> What is being asked
Nothing but a number should be given: how many lines in the entries below include the string "author".

> Working data
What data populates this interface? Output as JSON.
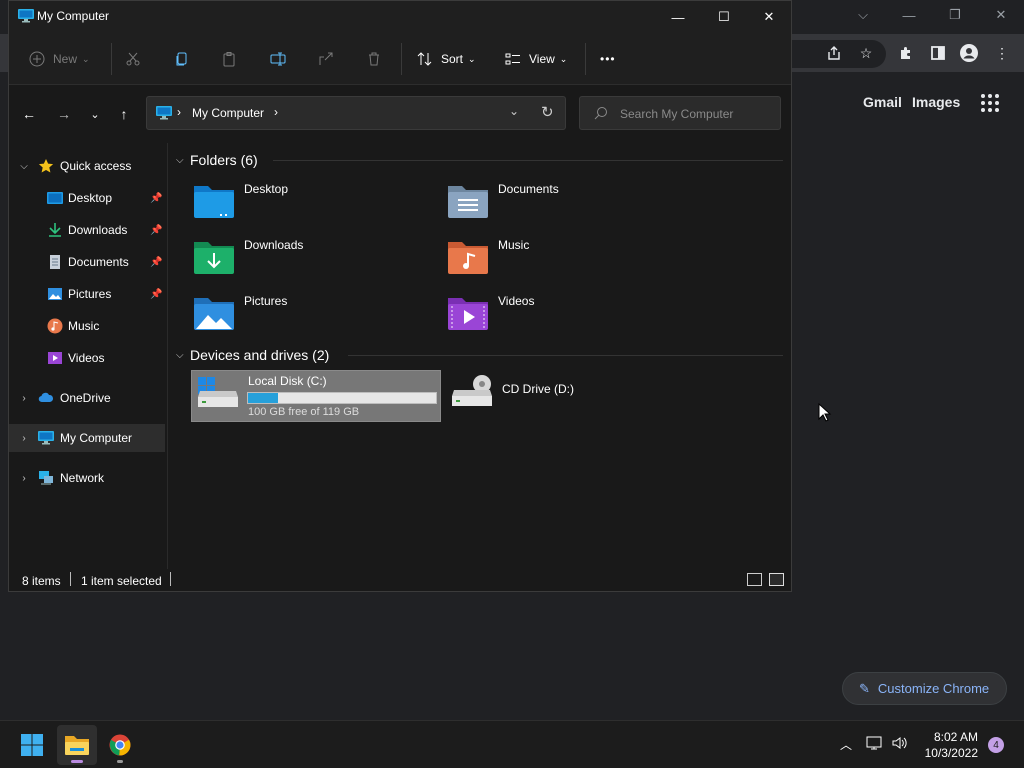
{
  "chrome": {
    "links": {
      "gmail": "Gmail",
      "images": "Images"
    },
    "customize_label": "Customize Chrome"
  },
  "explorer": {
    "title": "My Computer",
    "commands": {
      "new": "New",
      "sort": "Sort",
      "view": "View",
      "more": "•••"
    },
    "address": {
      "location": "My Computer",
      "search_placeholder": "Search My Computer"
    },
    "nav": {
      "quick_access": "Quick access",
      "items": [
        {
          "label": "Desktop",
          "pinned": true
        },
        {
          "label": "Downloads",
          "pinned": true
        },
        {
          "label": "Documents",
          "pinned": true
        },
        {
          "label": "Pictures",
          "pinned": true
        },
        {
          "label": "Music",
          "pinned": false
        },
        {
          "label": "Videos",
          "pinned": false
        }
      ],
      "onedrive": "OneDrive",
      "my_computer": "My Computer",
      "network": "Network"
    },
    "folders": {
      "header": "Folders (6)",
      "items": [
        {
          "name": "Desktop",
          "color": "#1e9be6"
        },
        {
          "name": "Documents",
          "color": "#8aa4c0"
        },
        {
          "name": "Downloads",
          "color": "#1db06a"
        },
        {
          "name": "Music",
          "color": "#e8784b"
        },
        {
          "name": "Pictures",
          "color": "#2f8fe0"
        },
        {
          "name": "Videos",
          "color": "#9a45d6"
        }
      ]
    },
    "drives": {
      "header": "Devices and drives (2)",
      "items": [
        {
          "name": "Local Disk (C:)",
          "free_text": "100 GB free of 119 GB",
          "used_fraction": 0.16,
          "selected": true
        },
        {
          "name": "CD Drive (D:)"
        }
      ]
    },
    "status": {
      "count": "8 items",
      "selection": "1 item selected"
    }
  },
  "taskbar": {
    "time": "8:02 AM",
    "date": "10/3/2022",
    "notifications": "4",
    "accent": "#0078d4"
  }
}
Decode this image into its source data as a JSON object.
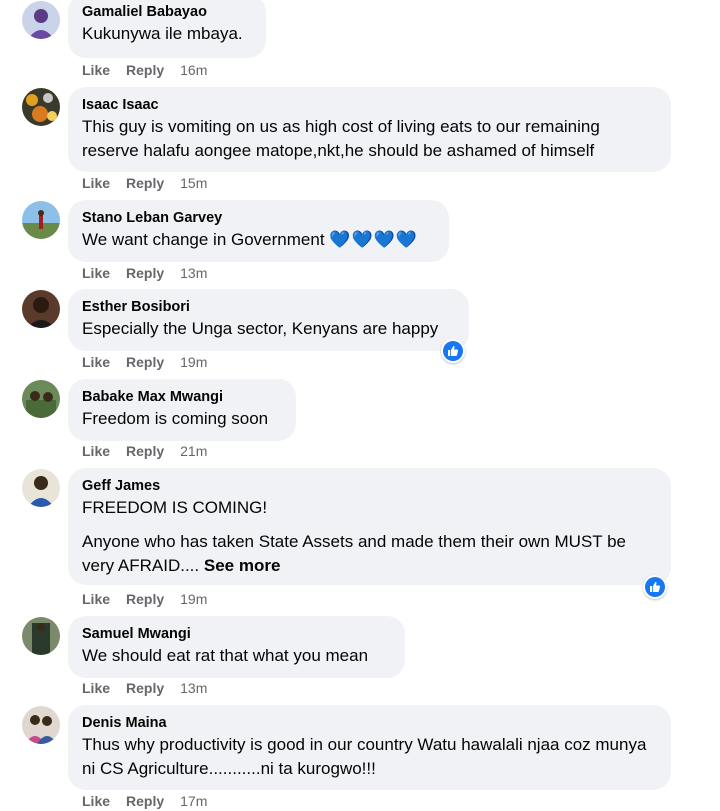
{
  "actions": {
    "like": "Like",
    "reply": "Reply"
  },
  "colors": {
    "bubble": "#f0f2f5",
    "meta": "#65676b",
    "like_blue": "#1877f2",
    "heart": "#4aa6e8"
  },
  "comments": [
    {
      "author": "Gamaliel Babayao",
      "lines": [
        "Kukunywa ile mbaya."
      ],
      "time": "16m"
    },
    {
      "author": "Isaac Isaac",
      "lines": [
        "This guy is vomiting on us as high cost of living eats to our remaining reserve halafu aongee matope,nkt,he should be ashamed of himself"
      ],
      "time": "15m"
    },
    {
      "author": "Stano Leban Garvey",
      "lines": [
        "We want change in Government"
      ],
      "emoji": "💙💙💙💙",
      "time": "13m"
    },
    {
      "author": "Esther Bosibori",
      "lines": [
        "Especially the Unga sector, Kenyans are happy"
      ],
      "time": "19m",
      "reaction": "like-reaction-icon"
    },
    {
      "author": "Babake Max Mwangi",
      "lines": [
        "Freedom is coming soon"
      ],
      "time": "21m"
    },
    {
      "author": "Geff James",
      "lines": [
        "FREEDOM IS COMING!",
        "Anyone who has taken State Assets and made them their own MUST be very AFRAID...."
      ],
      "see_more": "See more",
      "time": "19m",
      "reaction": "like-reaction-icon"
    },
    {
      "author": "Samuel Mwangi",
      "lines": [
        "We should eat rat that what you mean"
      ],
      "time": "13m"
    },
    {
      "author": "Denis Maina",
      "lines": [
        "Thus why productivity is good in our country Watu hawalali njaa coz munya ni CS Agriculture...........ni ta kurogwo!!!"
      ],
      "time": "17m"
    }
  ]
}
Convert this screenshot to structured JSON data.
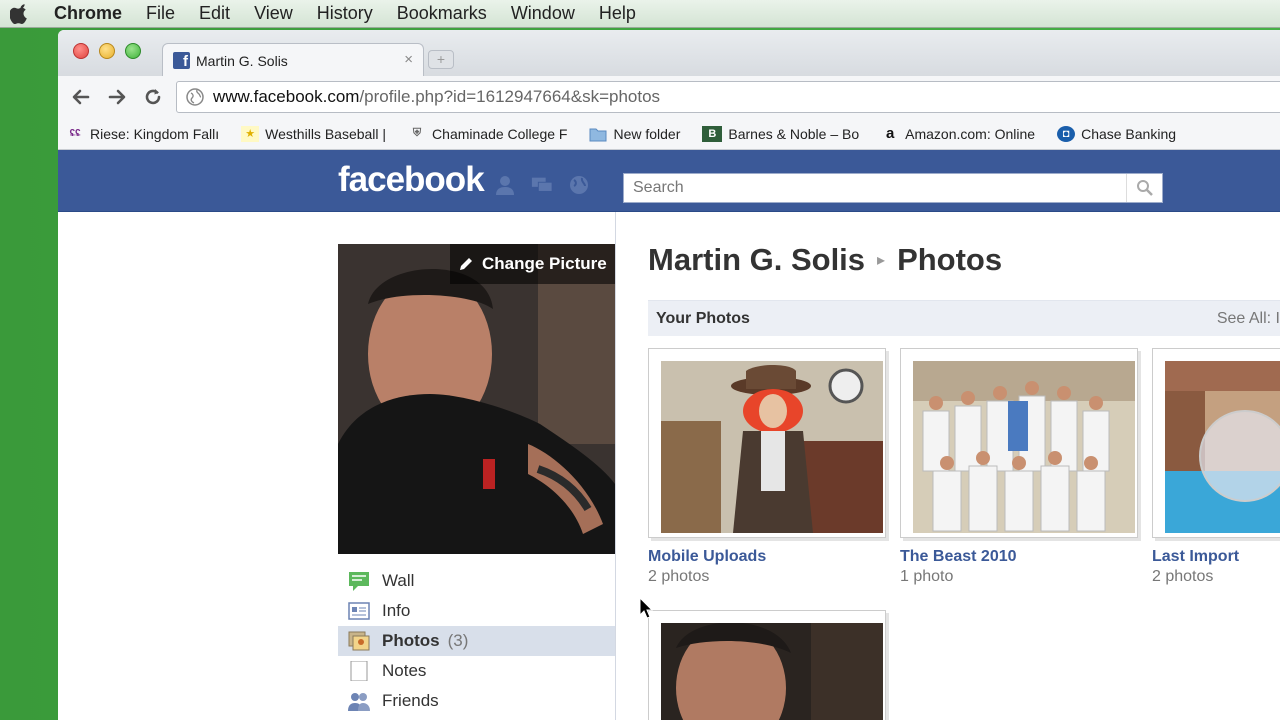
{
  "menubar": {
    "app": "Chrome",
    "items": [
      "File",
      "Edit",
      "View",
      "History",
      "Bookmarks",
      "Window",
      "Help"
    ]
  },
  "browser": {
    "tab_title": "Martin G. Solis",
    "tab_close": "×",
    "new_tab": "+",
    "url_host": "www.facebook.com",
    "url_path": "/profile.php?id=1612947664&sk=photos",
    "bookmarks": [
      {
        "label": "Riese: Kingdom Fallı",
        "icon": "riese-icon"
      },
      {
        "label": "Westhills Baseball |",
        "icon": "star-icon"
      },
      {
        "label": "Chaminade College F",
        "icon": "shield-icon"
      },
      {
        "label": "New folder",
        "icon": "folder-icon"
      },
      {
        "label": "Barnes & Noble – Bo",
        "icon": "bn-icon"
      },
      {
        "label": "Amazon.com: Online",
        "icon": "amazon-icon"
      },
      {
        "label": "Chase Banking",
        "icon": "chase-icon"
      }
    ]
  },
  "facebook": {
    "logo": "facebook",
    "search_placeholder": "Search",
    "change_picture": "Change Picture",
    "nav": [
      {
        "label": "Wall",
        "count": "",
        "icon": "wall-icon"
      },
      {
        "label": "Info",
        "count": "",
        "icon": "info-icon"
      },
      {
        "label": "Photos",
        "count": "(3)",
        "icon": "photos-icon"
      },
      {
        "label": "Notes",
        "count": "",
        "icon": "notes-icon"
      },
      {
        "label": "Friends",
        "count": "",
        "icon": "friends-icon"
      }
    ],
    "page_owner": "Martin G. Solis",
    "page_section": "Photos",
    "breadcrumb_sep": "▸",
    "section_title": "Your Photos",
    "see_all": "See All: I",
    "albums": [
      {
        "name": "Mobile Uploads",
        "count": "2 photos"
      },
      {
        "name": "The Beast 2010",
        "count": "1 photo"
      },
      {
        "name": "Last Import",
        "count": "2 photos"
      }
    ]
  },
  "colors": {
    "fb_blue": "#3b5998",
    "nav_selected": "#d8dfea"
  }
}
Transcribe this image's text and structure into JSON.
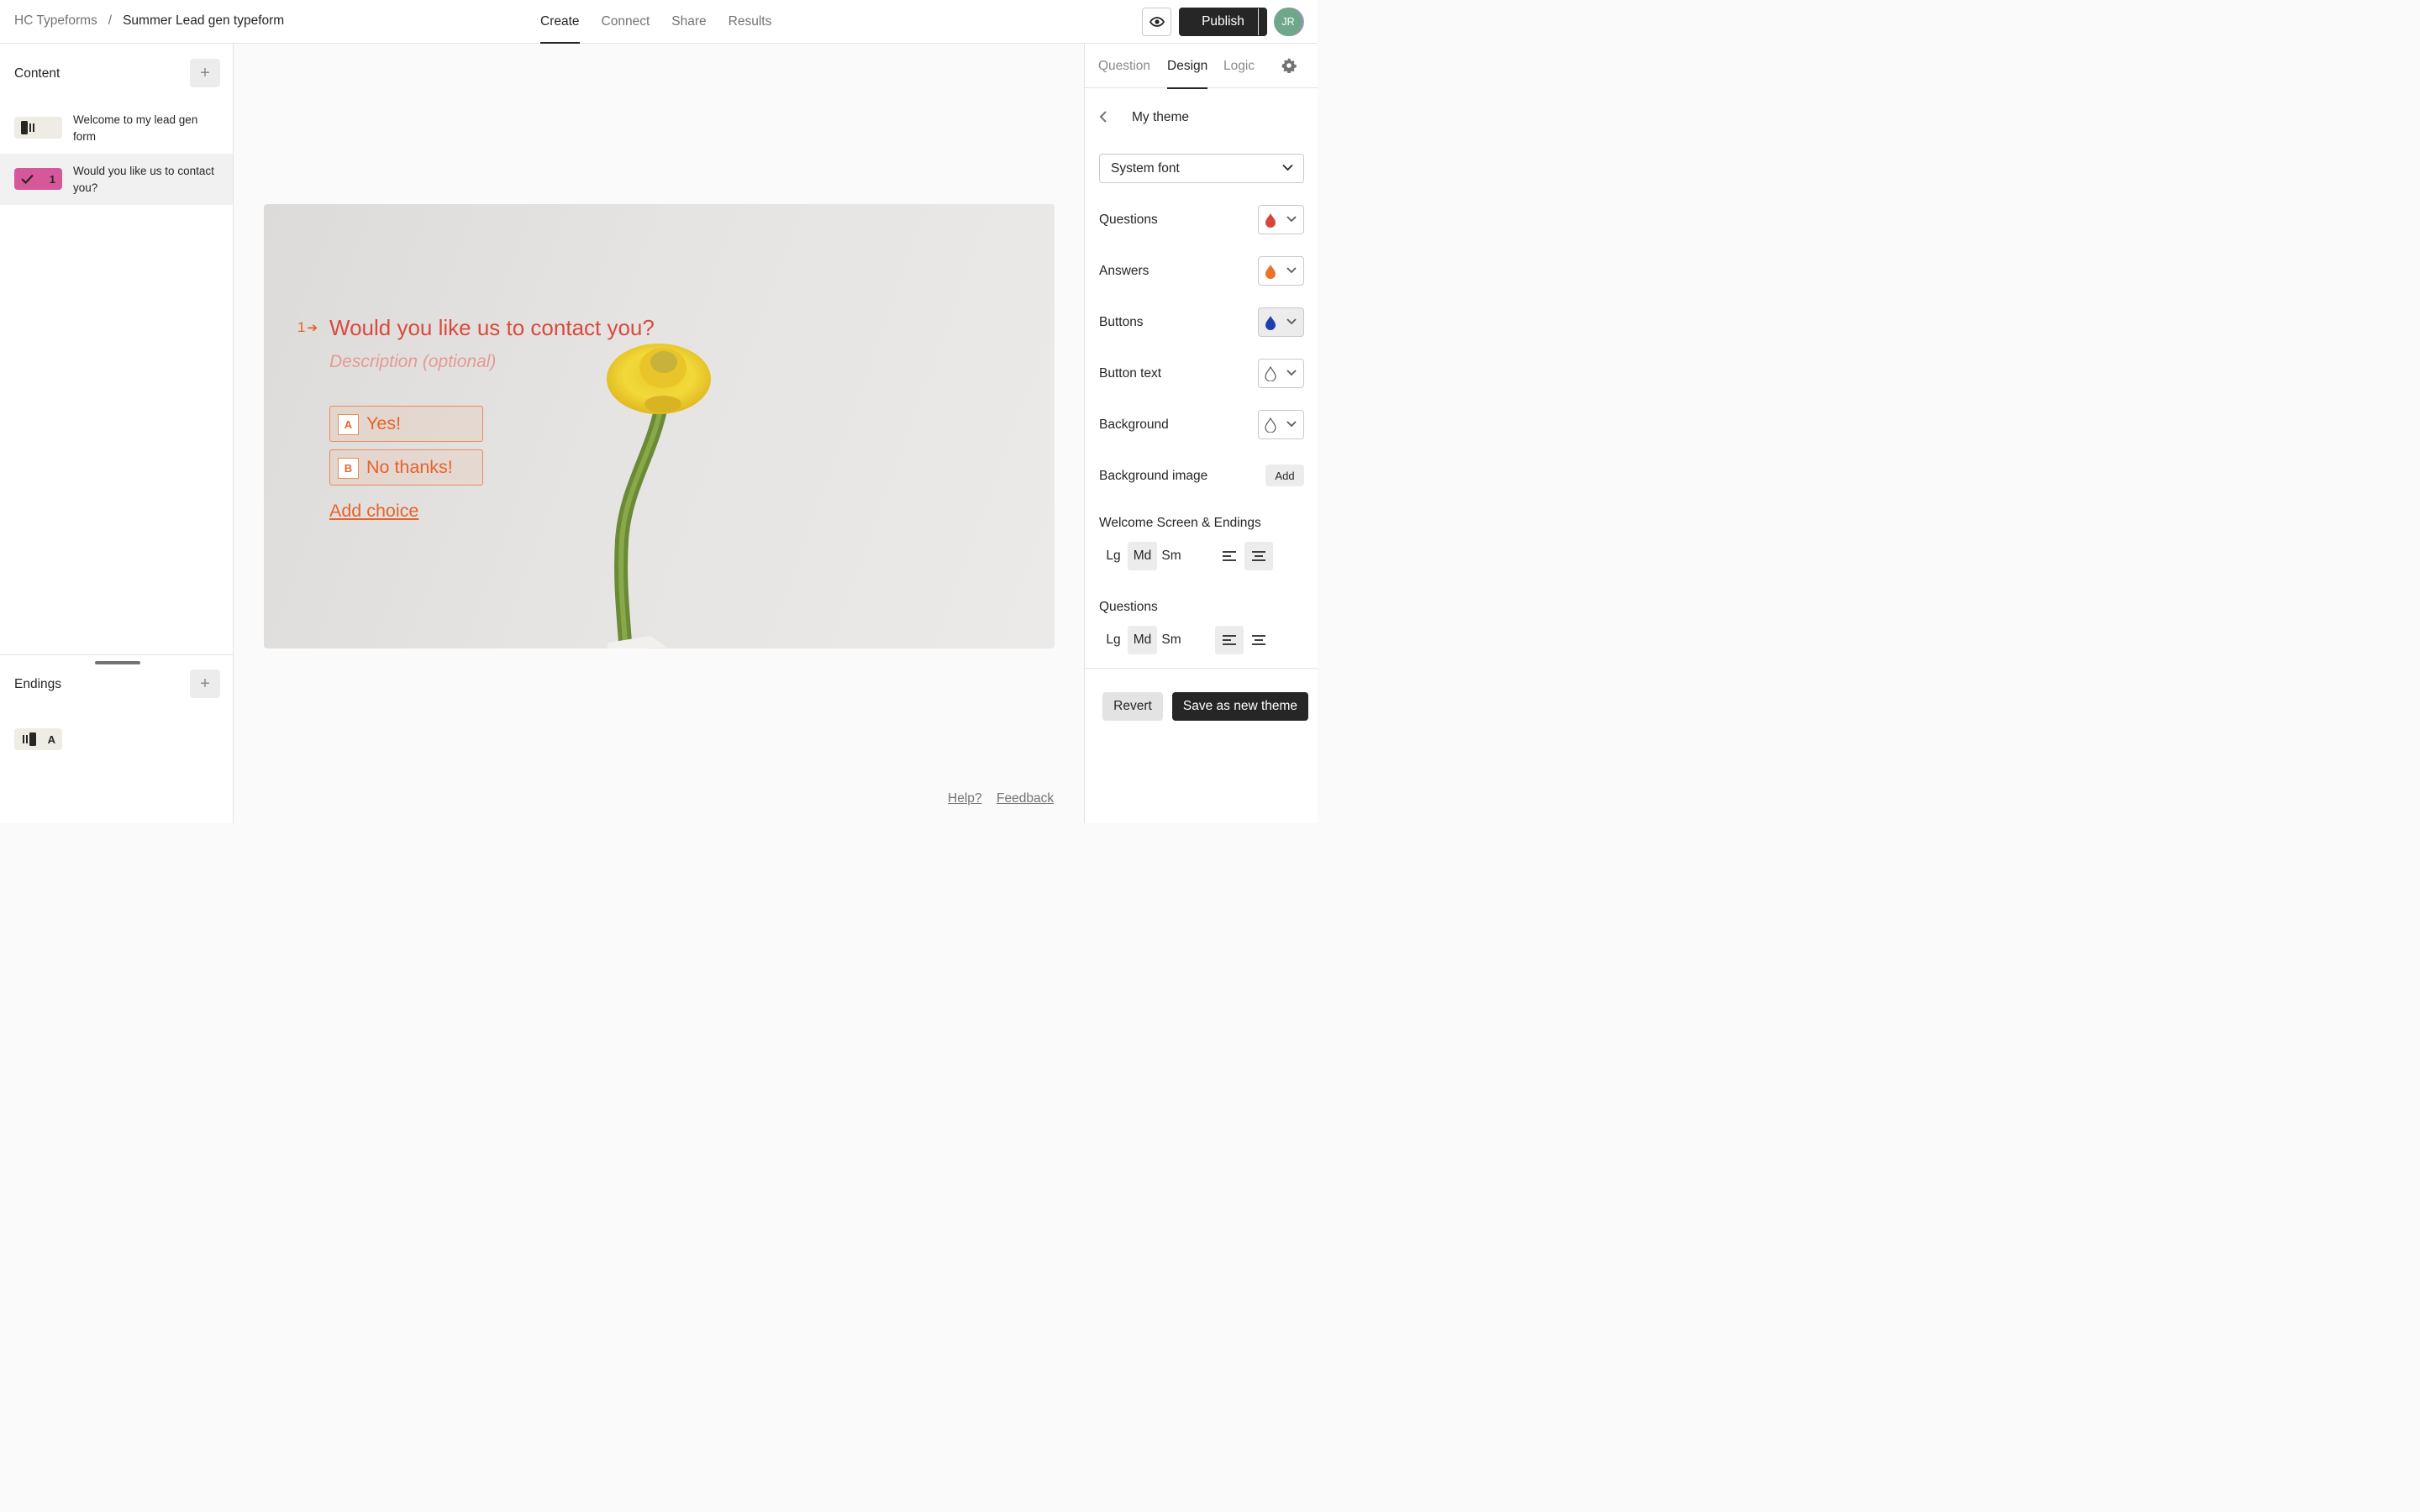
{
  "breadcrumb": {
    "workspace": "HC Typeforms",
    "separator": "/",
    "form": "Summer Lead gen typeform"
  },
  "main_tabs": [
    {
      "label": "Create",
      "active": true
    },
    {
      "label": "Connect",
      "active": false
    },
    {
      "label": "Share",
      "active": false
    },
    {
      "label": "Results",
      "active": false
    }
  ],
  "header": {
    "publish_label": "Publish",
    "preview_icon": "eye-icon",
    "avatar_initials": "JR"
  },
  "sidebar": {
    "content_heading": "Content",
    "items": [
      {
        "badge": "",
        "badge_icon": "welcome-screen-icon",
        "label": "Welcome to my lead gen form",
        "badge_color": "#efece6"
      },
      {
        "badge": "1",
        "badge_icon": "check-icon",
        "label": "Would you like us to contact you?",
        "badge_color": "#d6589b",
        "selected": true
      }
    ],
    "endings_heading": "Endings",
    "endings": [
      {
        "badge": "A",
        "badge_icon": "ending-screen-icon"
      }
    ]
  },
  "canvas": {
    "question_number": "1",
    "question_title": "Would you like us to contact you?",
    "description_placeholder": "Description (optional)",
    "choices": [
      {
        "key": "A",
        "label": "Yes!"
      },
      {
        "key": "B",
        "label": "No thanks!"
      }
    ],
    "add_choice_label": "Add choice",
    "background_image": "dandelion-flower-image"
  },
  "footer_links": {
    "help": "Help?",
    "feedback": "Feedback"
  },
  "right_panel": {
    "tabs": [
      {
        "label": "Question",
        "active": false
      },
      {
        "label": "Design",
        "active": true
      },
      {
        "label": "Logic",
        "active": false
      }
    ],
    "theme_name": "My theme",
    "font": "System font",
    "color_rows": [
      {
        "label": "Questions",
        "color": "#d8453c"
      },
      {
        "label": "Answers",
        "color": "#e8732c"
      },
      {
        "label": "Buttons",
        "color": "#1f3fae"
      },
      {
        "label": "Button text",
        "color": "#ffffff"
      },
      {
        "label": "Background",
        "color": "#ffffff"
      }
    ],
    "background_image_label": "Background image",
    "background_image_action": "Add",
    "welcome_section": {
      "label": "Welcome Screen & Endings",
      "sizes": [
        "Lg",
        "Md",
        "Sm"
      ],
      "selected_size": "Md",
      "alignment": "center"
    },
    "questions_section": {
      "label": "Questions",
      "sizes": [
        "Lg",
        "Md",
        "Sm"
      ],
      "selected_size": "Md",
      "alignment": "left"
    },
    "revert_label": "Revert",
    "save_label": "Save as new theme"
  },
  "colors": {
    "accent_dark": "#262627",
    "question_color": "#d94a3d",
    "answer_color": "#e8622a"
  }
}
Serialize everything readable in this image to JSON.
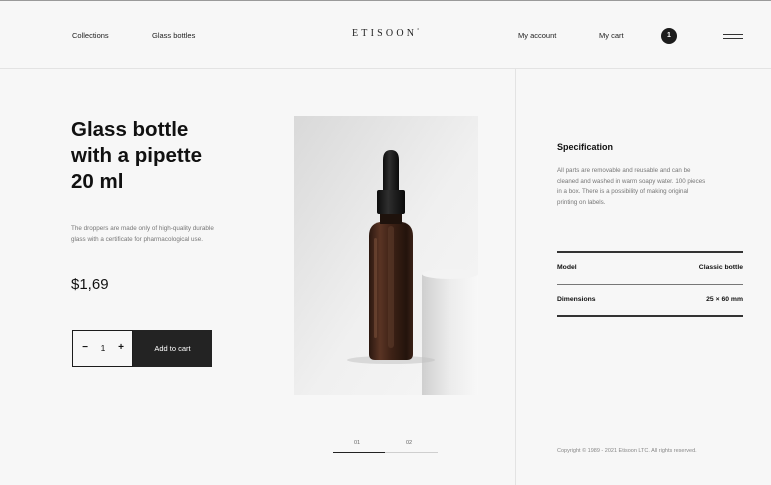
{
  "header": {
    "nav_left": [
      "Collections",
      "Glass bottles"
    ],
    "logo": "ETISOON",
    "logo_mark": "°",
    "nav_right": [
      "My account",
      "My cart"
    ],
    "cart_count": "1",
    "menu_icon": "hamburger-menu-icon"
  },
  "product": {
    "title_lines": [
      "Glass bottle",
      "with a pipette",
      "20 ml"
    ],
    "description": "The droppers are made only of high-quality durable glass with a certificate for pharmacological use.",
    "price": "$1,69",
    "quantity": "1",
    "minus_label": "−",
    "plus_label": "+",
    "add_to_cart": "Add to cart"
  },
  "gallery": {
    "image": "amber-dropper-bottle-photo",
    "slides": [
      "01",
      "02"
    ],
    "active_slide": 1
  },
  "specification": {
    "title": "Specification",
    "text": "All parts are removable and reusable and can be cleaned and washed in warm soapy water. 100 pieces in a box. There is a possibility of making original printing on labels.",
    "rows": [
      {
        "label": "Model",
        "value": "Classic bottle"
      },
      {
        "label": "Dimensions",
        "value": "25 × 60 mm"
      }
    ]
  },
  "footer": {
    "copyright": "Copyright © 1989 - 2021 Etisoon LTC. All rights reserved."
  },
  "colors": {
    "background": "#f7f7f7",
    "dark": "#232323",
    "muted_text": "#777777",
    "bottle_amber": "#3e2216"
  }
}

> Answer to this task
8